**Action item:**
Every entry in the data that follows should come back exactly, pictures aside.

-------- Data --------

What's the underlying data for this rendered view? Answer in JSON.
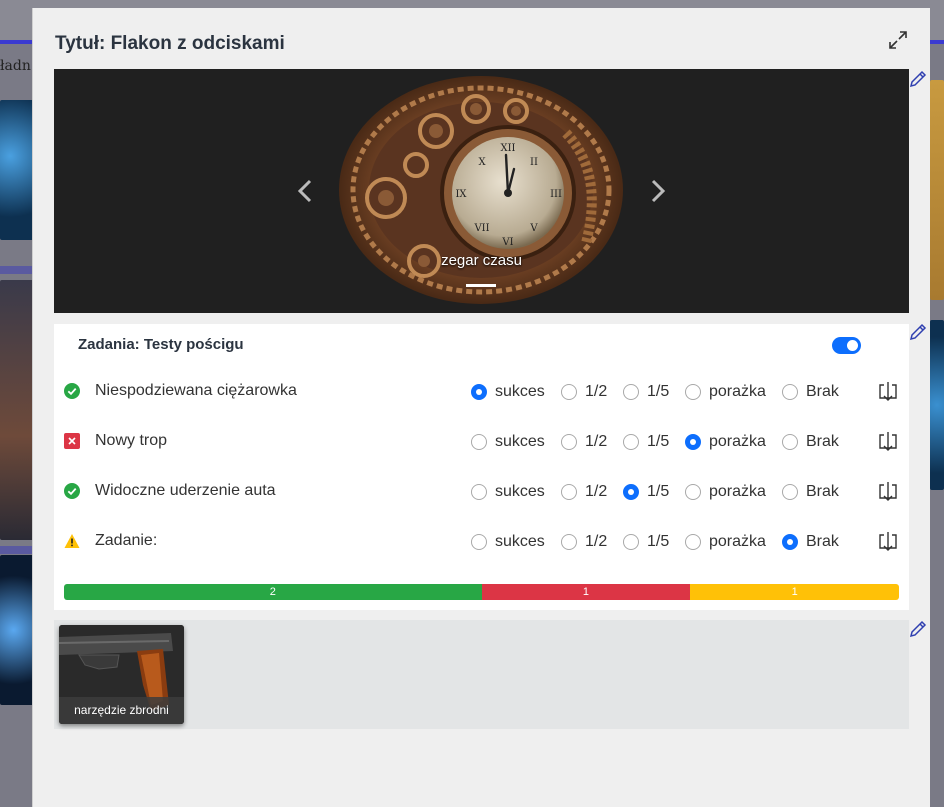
{
  "background": {
    "left_fragment": "ładn"
  },
  "modal": {
    "title": "Tytuł: Flakon z odciskami",
    "expand_icon": "expand-arrows-icon",
    "edit_icon": "pencil-icon"
  },
  "carousel": {
    "caption": "zegar czasu",
    "slide_index": 1,
    "slide_count": 1
  },
  "tasks": {
    "title": "Zadania: Testy pościgu",
    "toggle_on": true,
    "options": [
      "sukces",
      "1/2",
      "1/5",
      "porażka",
      "Brak"
    ],
    "rows": [
      {
        "label": "Niespodziewana ciężarowka",
        "status": "success",
        "selected": "sukces"
      },
      {
        "label": "Nowy trop",
        "status": "failure",
        "selected": "porażka"
      },
      {
        "label": "Widoczne uderzenie auta",
        "status": "success",
        "selected": "1/5"
      },
      {
        "label": "Zadanie:",
        "status": "warning",
        "selected": "Brak"
      }
    ],
    "progress": [
      {
        "value": 2,
        "label": "2",
        "color": "#28a745"
      },
      {
        "value": 1,
        "label": "1",
        "color": "#dc3545"
      },
      {
        "value": 1,
        "label": "1",
        "color": "#ffc107"
      }
    ]
  },
  "items": [
    {
      "caption": "narzędzie zbrodni"
    }
  ],
  "colors": {
    "accent": "#0d6efd",
    "success": "#28a745",
    "danger": "#dc3545",
    "warning": "#ffc107"
  }
}
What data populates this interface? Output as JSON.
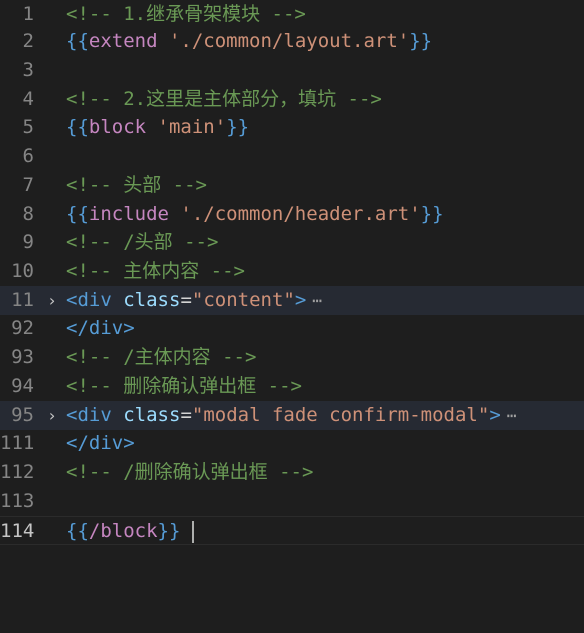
{
  "editor": {
    "lines": [
      {
        "num": "1",
        "comment": "<!-- 1.继承骨架模块 -->"
      },
      {
        "num": "2",
        "open": "{{",
        "kw": "extend",
        "space": " ",
        "str": "'./common/layout.art'",
        "close": "}}"
      },
      {
        "num": "3"
      },
      {
        "num": "4",
        "comment": "<!-- 2.这里是主体部分，填坑 -->"
      },
      {
        "num": "5",
        "open": "{{",
        "kw": "block",
        "space": " ",
        "str": "'main'",
        "close": "}}"
      },
      {
        "num": "6"
      },
      {
        "num": "7",
        "comment": "<!-- 头部 -->"
      },
      {
        "num": "8",
        "open": "{{",
        "kw": "include",
        "space": " ",
        "str": "'./common/header.art'",
        "close": "}}"
      },
      {
        "num": "9",
        "comment": "<!-- /头部 -->"
      },
      {
        "num": "10",
        "comment": "<!-- 主体内容 -->"
      },
      {
        "num": "11",
        "fold": "›",
        "lt": "<",
        "tag": "div",
        "space": " ",
        "attr": "class",
        "eq": "=",
        "val": "\"content\"",
        "gt": ">",
        "ellipsis": "⋯"
      },
      {
        "num": "92",
        "lt": "</",
        "tag": "div",
        "gt": ">"
      },
      {
        "num": "93",
        "comment": "<!-- /主体内容 -->"
      },
      {
        "num": "94",
        "comment": "<!-- 删除确认弹出框 -->"
      },
      {
        "num": "95",
        "fold": "›",
        "lt": "<",
        "tag": "div",
        "space": " ",
        "attr": "class",
        "eq": "=",
        "val": "\"modal fade confirm-modal\"",
        "gt": ">",
        "ellipsis": "⋯"
      },
      {
        "num": "111",
        "lt": "</",
        "tag": "div",
        "gt": ">"
      },
      {
        "num": "112",
        "comment": "<!-- /删除确认弹出框 -->"
      },
      {
        "num": "113"
      },
      {
        "num": "114",
        "open": "{{",
        "kw": "/block",
        "close": "}}"
      }
    ]
  }
}
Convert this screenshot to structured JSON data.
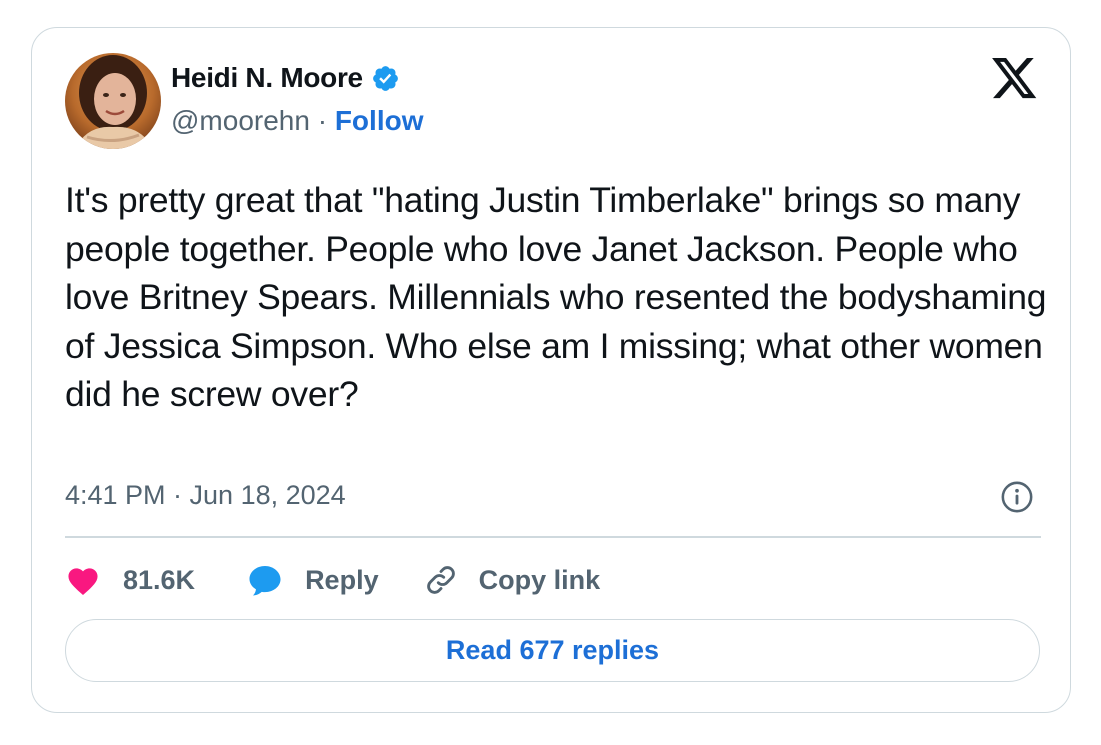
{
  "author": {
    "display_name": "Heidi N. Moore",
    "handle": "@moorehn",
    "separator": " · ",
    "follow_label": "Follow",
    "verified_icon": "verified-badge-icon",
    "verified_color": "#1d9bf0"
  },
  "platform_icon": "x-logo-icon",
  "tweet": {
    "text": "It's pretty great that \"hating Justin Timberlake\" brings so many people together. People who love Janet Jackson. People who love Britney Spears. Millennials who resented the bodyshaming of Jessica Simpson. Who else am I missing; what other women did he screw over?",
    "timestamp": "4:41 PM · Jun 18, 2024"
  },
  "actions": {
    "like_count": "81.6K",
    "reply_label": "Reply",
    "copy_link_label": "Copy link",
    "like_color": "#f91880",
    "reply_color": "#1d9bf0"
  },
  "read_replies_label": "Read 677 replies",
  "colors": {
    "link": "#1d6fd6",
    "muted": "#536471",
    "border": "#cfd9de"
  }
}
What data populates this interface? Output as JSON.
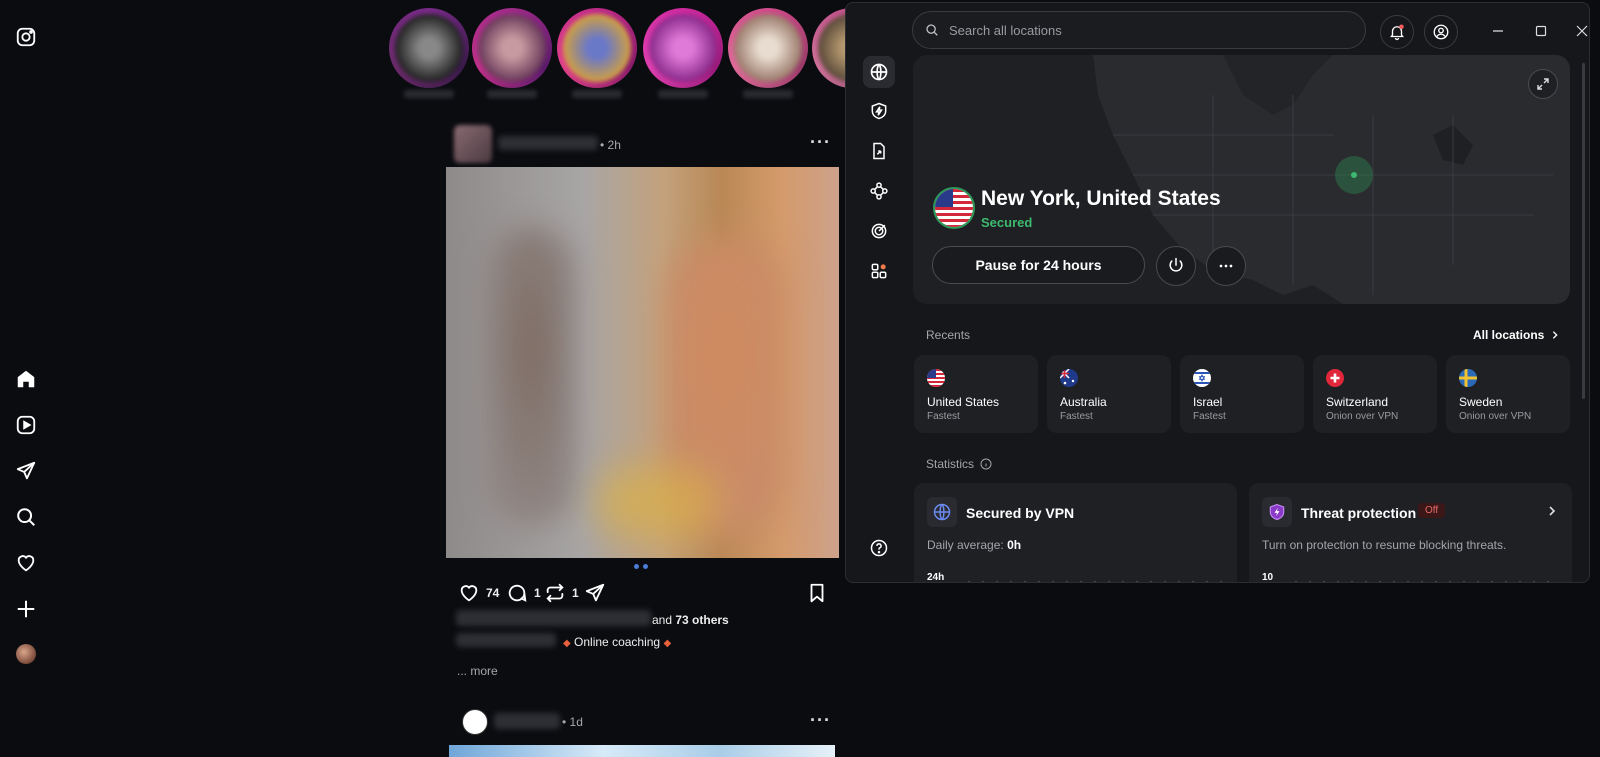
{
  "instagram": {
    "post": {
      "time": "2h",
      "likes": "74",
      "comments": "1",
      "reposts": "1",
      "liked_by_suffix": "and",
      "liked_by_others": "73 others",
      "caption_tag": "Online coaching",
      "more": "... more"
    },
    "post2": {
      "time": "1d"
    }
  },
  "vpn": {
    "search_placeholder": "Search all locations",
    "location": {
      "title": "New York, United States",
      "status": "Secured"
    },
    "pause_label": "Pause for 24 hours",
    "recents_label": "Recents",
    "all_locations_label": "All locations",
    "recents": [
      {
        "name": "United States",
        "sub": "Fastest",
        "flag": "us"
      },
      {
        "name": "Australia",
        "sub": "Fastest",
        "flag": "au"
      },
      {
        "name": "Israel",
        "sub": "Fastest",
        "flag": "il"
      },
      {
        "name": "Switzerland",
        "sub": "Onion over VPN",
        "flag": "ch"
      },
      {
        "name": "Sweden",
        "sub": "Onion over VPN",
        "flag": "se"
      }
    ],
    "statistics_label": "Statistics",
    "stats": {
      "vpn": {
        "title": "Secured by VPN",
        "desc_prefix": "Daily average:",
        "desc_value": "0h",
        "axis_top": "24h"
      },
      "threat": {
        "title": "Threat protection",
        "badge": "Off",
        "desc": "Turn on protection to resume blocking threats.",
        "axis_top": "10"
      }
    },
    "colors": {
      "accent_green": "#3dba6f",
      "badge_red": "#e86a6a",
      "window_bg": "#16171a"
    }
  }
}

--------

**Written response:**
What's the underlying data for this rendered view? Answer in JSON.
{
  "background": {
    "left_fragment": "ładn"
  },
  "modal": {
    "title": "Tytuł: Flakon z odciskami",
    "expand_icon": "expand-arrows-icon",
    "edit_icon": "pencil-icon"
  },
  "carousel": {
    "caption": "zegar czasu",
    "slide_index": 1,
    "slide_count": 1
  },
  "tasks": {
    "title": "Zadania: Testy pościgu",
    "toggle_on": true,
    "options": [
      "sukces",
      "1/2",
      "1/5",
      "porażka",
      "Brak"
    ],
    "rows": [
      {
        "label": "Niespodziewana ciężarowka",
        "status": "success",
        "selected": "sukces"
      },
      {
        "label": "Nowy trop",
        "status": "failure",
        "selected": "porażka"
      },
      {
        "label": "Widoczne uderzenie auta",
        "status": "success",
        "selected": "1/5"
      },
      {
        "label": "Zadanie:",
        "status": "warning",
        "selected": "Brak"
      }
    ],
    "progress": [
      {
        "value": 2,
        "label": "2",
        "color": "#28a745"
      },
      {
        "value": 1,
        "label": "1",
        "color": "#dc3545"
      },
      {
        "value": 1,
        "label": "1",
        "color": "#ffc107"
      }
    ]
  },
  "items": [
    {
      "caption": "narzędzie zbrodni"
    }
  ],
  "colors": {
    "accent": "#0d6efd",
    "success": "#28a745",
    "danger": "#dc3545",
    "warning": "#ffc107"
  }
}
What data populates this interface? Output as JSON.
{
  "editor": {
    "lines": [
      {
        "num": "1",
        "comment": "<!-- 1.继承骨架模块 -->"
      },
      {
        "num": "2",
        "open": "{{",
        "kw": "extend",
        "space": " ",
        "str": "'./common/layout.art'",
        "close": "}}"
      },
      {
        "num": "3"
      },
      {
        "num": "4",
        "comment": "<!-- 2.这里是主体部分，填坑 -->"
      },
      {
        "num": "5",
        "open": "{{",
        "kw": "block",
        "space": " ",
        "str": "'main'",
        "close": "}}"
      },
      {
        "num": "6"
      },
      {
        "num": "7",
        "comment": "<!-- 头部 -->"
      },
      {
        "num": "8",
        "open": "{{",
        "kw": "include",
        "space": " ",
        "str": "'./common/header.art'",
        "close": "}}"
      },
      {
        "num": "9",
        "comment": "<!-- /头部 -->"
      },
      {
        "num": "10",
        "comment": "<!-- 主体内容 -->"
      },
      {
        "num": "11",
        "fold": "›",
        "lt": "<",
        "tag": "div",
        "space": " ",
        "attr": "class",
        "eq": "=",
        "val": "\"content\"",
        "gt": ">",
        "ellipsis": "⋯"
      },
      {
        "num": "92",
        "lt": "</",
        "tag": "div",
        "gt": ">"
      },
      {
        "num": "93",
        "comment": "<!-- /主体内容 -->"
      },
      {
        "num": "94",
        "comment": "<!-- 删除确认弹出框 -->"
      },
      {
        "num": "95",
        "fold": "›",
        "lt": "<",
        "tag": "div",
        "space": " ",
        "attr": "class",
        "eq": "=",
        "val": "\"modal fade confirm-modal\"",
        "gt": ">",
        "ellipsis": "⋯"
      },
      {
        "num": "111",
        "lt": "</",
        "tag": "div",
        "gt": ">"
      },
      {
        "num": "112",
        "comment": "<!-- /删除确认弹出框 -->"
      },
      {
        "num": "113"
      },
      {
        "num": "114",
        "open": "{{",
        "kw": "/block",
        "close": "}}"
      }
    ]
  }
}
Convert this screenshot to structured JSON data.
{
  "author": {
    "display_name": "Heidi N. Moore",
    "handle": "@moorehn",
    "separator": " · ",
    "follow_label": "Follow",
    "verified_icon": "verified-badge-icon",
    "verified_color": "#1d9bf0"
  },
  "platform_icon": "x-logo-icon",
  "tweet": {
    "text": "It's pretty great that \"hating Justin Timberlake\" brings so many people together. People who love Janet Jackson. People who love Britney Spears. Millennials who resented the bodyshaming of Jessica Simpson. Who else am I missing; what other women did he screw over?",
    "timestamp": "4:41 PM · Jun 18, 2024"
  },
  "actions": {
    "like_count": "81.6K",
    "reply_label": "Reply",
    "copy_link_label": "Copy link",
    "like_color": "#f91880",
    "reply_color": "#1d9bf0"
  },
  "read_replies_label": "Read 677 replies",
  "colors": {
    "link": "#1d6fd6",
    "muted": "#536471",
    "border": "#cfd9de"
  }
}
What data populates this interface? Output as JSON.
{
  "instagram": {
    "post": {
      "time": "2h",
      "likes": "74",
      "comments": "1",
      "reposts": "1",
      "liked_by_suffix": "and",
      "liked_by_others": "73 others",
      "caption_tag": "Online coaching",
      "more": "... more"
    },
    "post2": {
      "time": "1d"
    }
  },
  "vpn": {
    "search_placeholder": "Search all locations",
    "location": {
      "title": "New York, United States",
      "status": "Secured"
    },
    "pause_label": "Pause for 24 hours",
    "recents_label": "Recents",
    "all_locations_label": "All locations",
    "recents": [
      {
        "name": "United States",
        "sub": "Fastest",
        "flag": "us"
      },
      {
        "name": "Australia",
        "sub": "Fastest",
        "flag": "au"
      },
      {
        "name": "Israel",
        "sub": "Fastest",
        "flag": "il"
      },
      {
        "name": "Switzerland",
        "sub": "Onion over VPN",
        "flag": "ch"
      },
      {
        "name": "Sweden",
        "sub": "Onion over VPN",
        "flag": "se"
      }
    ],
    "statistics_label": "Statistics",
    "stats": {
      "vpn": {
        "title": "Secured by VPN",
        "desc_prefix": "Daily average:",
        "desc_value": "0h",
        "axis_top": "24h"
      },
      "threat": {
        "title": "Threat protection",
        "badge": "Off",
        "desc": "Turn on protection to resume blocking threats.",
        "axis_top": "10"
      }
    },
    "colors": {
      "accent_green": "#3dba6f",
      "badge_red": "#e86a6a",
      "window_bg": "#16171a"
    }
  }
}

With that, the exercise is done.